The supposedly “scientifically proven” 7-minute workout is making the rounds. Let’s examine what it can really do for you and why the claims have no science to back them up.
15 Minutes? No, 7!
A while ago Tat wrote an article on ec.com about the 15-minute workout, which already struck me as quite short. Or it just seems that way to me, who spends about 45 minutes on each of his workout sessions.
Now you supposedly have to work out even less: please welcome the 7-minute workout, that no other than the New York Times heralded as “scientific.” Which always gives things such a nice reputable ring, doesn’t it? You can bet that if the New York Times takes it this seriously, you’ll soon find 7-minute workout DVDs offered in infomercials coming near you.
Circuits + HIIT = 7-Minute Workout
But what is it? It all starts with an article in ACSM’s Health and Fitness Journal. In it, two writers published their idea that doing body weight exercises such as push-ups and squats in a HIIT circuit style with less than 30 seconds rest between them is the most time-effective way to get fit. The short breaks supposedly keep the intensity up, while through choosing opposing muscle groups you exercise one part of the body and have the other recover.
If you read their article over at ACSM’s site, then Klika and Jordan’s reasoning seems entirely plausible. Especially because they back it all up with links to papers that find circuit training and HIIT effective.
What They Suppose…
But what the NYT writer and a lot of others completely missed is that they looked at the separate research done on both styles of training and then simply supposed that combining circuits and HIIT into a seven minute workout will give you the same benefits. It’s as if I would claim that salad and milk each are healthy and putting them into a blender will save you time.
If Jordan and Klika want to prove their 7-minute workout as effective, they have to conduct research of their own. The papers they reference have zero to do with their idea.
…And What I Suppose
On the other hand, I doubt that it will be able live up to their tall claims (“maximum results with minimal investments”) anyway. It is true that every small bit of exercise helps get you fitter, but doing just body weight exercises and combining cardiovascular and strength training has some limitations.
First of all because body weight exercises can take you quite a bit, but at some point these just won’t offer enough resistance for your muscles to keep growing. If I could make my chest bigger by just doing push-ups for seven minutes, I wouldn’t be worrying myself with dumbbells each weighing more than 60 lbs, trust me.
And secondly, there also is a reason why you should keep cardio and strength training on different days if you want to get comparatively good at both.
Grain Of Salt Etc.
Of course, feel free to try the seven minute workout, just don’t expect wonders.

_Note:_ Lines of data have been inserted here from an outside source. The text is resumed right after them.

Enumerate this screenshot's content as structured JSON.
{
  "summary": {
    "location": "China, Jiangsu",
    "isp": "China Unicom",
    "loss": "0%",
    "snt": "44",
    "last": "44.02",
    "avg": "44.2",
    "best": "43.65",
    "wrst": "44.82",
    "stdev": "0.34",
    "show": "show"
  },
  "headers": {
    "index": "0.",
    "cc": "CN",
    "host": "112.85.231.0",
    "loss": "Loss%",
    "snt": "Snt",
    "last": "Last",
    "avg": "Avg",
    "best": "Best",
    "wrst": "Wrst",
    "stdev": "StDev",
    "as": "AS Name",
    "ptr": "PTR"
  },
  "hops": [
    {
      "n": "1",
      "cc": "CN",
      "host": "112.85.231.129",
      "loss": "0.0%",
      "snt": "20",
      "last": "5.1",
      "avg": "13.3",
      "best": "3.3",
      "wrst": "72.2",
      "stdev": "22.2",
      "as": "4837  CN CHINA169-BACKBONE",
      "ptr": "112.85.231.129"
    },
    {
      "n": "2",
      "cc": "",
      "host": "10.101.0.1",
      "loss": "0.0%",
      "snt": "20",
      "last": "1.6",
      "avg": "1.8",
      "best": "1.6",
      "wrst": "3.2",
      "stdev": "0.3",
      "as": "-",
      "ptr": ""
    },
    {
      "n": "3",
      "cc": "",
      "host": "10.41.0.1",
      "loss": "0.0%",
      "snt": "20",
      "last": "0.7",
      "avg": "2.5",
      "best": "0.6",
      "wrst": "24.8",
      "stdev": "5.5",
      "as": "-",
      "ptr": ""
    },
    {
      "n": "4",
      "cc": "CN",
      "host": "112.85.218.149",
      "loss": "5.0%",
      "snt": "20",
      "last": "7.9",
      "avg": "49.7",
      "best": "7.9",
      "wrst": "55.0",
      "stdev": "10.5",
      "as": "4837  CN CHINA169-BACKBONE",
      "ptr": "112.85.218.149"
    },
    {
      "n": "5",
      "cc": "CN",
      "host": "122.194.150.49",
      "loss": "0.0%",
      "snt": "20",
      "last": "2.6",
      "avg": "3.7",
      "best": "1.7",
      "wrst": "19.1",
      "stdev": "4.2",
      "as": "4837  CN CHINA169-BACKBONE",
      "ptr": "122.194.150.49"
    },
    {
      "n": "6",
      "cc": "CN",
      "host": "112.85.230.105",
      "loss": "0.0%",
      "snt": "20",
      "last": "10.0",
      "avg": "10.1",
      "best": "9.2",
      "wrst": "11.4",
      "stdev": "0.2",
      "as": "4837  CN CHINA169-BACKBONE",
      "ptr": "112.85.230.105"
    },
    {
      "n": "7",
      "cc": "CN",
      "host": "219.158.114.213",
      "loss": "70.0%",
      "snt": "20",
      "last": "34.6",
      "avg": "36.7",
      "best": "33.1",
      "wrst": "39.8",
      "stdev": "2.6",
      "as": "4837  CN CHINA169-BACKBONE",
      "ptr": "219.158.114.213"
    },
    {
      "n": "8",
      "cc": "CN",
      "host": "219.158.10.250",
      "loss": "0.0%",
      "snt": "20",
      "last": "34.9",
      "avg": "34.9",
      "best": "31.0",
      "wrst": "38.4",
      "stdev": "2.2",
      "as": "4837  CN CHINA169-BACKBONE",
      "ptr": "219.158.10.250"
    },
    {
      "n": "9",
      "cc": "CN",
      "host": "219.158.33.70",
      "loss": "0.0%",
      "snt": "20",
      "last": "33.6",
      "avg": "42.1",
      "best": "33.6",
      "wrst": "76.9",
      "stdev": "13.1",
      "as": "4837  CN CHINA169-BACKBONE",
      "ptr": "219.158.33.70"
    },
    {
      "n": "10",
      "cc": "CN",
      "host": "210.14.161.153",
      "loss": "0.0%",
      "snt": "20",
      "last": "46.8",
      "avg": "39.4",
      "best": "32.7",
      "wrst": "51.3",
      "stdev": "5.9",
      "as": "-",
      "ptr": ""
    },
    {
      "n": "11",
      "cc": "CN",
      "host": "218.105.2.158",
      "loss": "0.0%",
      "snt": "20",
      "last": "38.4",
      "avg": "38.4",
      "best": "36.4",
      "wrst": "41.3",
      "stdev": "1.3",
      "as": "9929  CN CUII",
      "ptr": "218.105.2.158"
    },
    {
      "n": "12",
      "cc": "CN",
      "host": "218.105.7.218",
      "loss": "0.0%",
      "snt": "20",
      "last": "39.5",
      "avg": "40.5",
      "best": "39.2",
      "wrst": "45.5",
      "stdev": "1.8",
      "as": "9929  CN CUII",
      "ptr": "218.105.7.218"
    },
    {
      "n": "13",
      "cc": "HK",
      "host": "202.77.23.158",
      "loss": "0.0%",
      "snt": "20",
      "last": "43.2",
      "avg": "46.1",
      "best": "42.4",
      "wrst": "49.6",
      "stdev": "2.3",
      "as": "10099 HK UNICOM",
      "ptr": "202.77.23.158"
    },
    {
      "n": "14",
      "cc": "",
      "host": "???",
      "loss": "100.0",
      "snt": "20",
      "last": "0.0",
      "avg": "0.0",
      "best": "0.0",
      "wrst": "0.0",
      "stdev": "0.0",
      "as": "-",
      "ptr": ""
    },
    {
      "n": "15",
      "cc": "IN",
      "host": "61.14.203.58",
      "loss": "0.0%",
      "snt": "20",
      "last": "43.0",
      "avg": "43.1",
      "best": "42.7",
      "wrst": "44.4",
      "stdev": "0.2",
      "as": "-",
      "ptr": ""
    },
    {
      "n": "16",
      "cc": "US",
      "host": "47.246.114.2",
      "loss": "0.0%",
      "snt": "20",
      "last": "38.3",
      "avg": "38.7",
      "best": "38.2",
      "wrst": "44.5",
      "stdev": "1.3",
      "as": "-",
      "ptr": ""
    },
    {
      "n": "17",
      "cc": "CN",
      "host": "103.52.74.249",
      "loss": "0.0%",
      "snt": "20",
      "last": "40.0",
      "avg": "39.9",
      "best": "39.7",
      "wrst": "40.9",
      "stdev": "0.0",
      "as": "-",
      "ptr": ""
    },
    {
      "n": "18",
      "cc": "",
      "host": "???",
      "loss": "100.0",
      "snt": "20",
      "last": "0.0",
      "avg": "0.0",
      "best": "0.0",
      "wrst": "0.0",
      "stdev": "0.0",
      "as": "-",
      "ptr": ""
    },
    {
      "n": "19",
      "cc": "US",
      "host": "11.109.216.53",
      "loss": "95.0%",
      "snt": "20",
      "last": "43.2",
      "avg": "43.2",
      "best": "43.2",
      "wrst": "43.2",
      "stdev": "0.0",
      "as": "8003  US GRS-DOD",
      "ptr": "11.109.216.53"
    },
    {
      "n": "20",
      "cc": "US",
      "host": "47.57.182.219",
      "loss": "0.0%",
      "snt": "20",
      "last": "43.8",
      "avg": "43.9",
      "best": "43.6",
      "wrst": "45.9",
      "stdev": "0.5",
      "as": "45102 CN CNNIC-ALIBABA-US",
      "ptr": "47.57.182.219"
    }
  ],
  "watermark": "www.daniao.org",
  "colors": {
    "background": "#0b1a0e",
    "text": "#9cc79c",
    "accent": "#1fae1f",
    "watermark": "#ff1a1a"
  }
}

According the ACSM’s article, Mr. Klika and Mr. Jordan work for the “Human Performance Institute,” whose business is to help “executives and employees expand and manage their energy for increased performance.”
I reckon it is far from them to tell that kind of clientele that getting excellent fitness takes a wee bit more time than “for a win-win situation, I need the synergistic results stat!”